▶ Your task
Below are some records. Say how many of their lines include the string "configuration", giving only the number.

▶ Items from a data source
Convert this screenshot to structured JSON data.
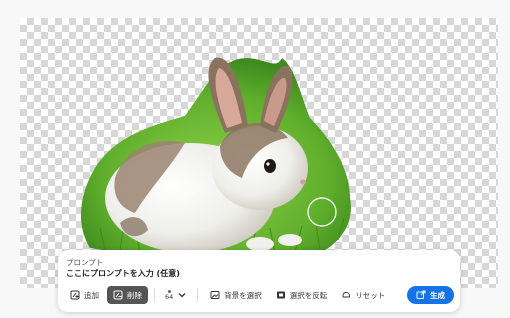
{
  "prompt": {
    "label": "プロンプト",
    "input_value": "ここにプロンプトを入力 (任意)"
  },
  "toolbar": {
    "add_label": "追加",
    "delete_label": "削除",
    "brush_size": "64",
    "select_background_label": "背景を選択",
    "invert_selection_label": "選択を反転",
    "reset_label": "リセット",
    "generate_label": "生成"
  },
  "colors": {
    "accent": "#1473e6",
    "active_tool": "#555555"
  },
  "icons": [
    "add-brush-icon",
    "delete-brush-icon",
    "chevron-down-icon",
    "select-background-icon",
    "invert-selection-icon",
    "reset-icon",
    "generate-icon"
  ]
}
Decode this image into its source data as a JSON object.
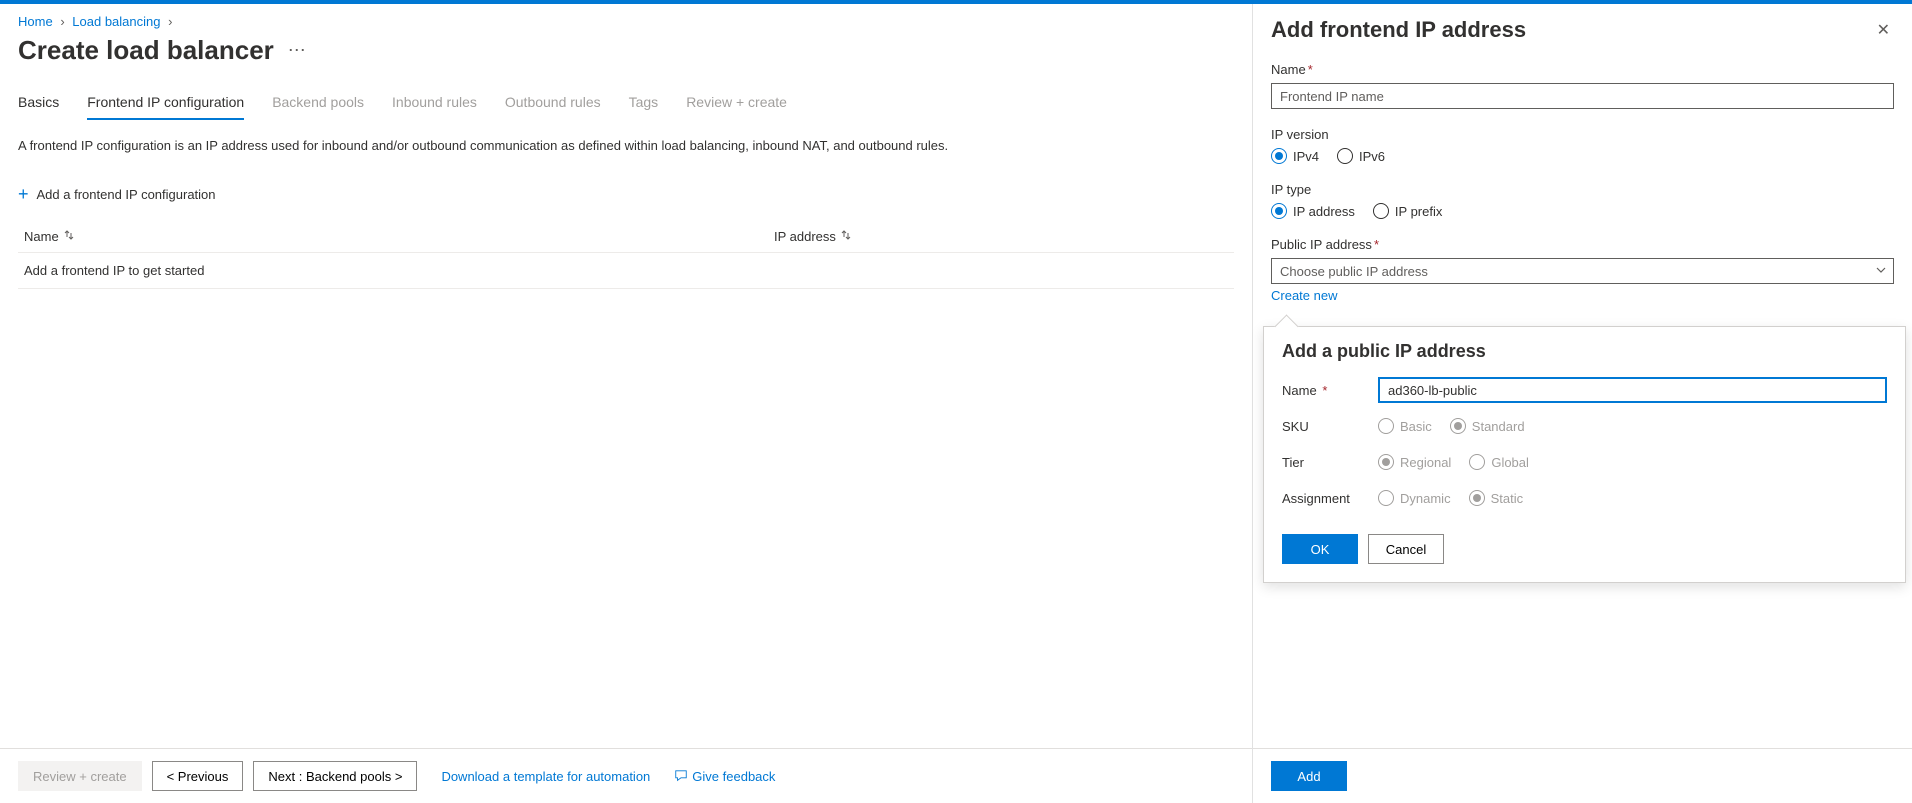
{
  "breadcrumb": {
    "home": "Home",
    "lb": "Load balancing"
  },
  "page": {
    "title": "Create load balancer"
  },
  "tabs": {
    "basics": "Basics",
    "frontend": "Frontend IP configuration",
    "backend": "Backend pools",
    "inbound": "Inbound rules",
    "outbound": "Outbound rules",
    "tags": "Tags",
    "review": "Review + create"
  },
  "desc": "A frontend IP configuration is an IP address used for inbound and/or outbound communication as defined within load balancing, inbound NAT, and outbound rules.",
  "add_config": "Add a frontend IP configuration",
  "table": {
    "col_name": "Name",
    "col_ip": "IP address",
    "empty": "Add a frontend IP to get started"
  },
  "bottombar": {
    "review": "Review + create",
    "prev": "< Previous",
    "next": "Next : Backend pools >",
    "download": "Download a template for automation",
    "feedback": "Give feedback"
  },
  "panel": {
    "title": "Add frontend IP address",
    "name_label": "Name",
    "name_placeholder": "Frontend IP name",
    "ipver_label": "IP version",
    "ipv4": "IPv4",
    "ipv6": "IPv6",
    "iptype_label": "IP type",
    "ipaddr": "IP address",
    "ipprefix": "IP prefix",
    "pubip_label": "Public IP address",
    "pubip_placeholder": "Choose public IP address",
    "create_new": "Create new",
    "add_btn": "Add"
  },
  "popup": {
    "title": "Add a public IP address",
    "name_label": "Name",
    "name_value": "ad360-lb-public",
    "sku_label": "SKU",
    "sku_basic": "Basic",
    "sku_standard": "Standard",
    "tier_label": "Tier",
    "tier_regional": "Regional",
    "tier_global": "Global",
    "assign_label": "Assignment",
    "assign_dynamic": "Dynamic",
    "assign_static": "Static",
    "ok": "OK",
    "cancel": "Cancel"
  }
}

▶ Task answer
3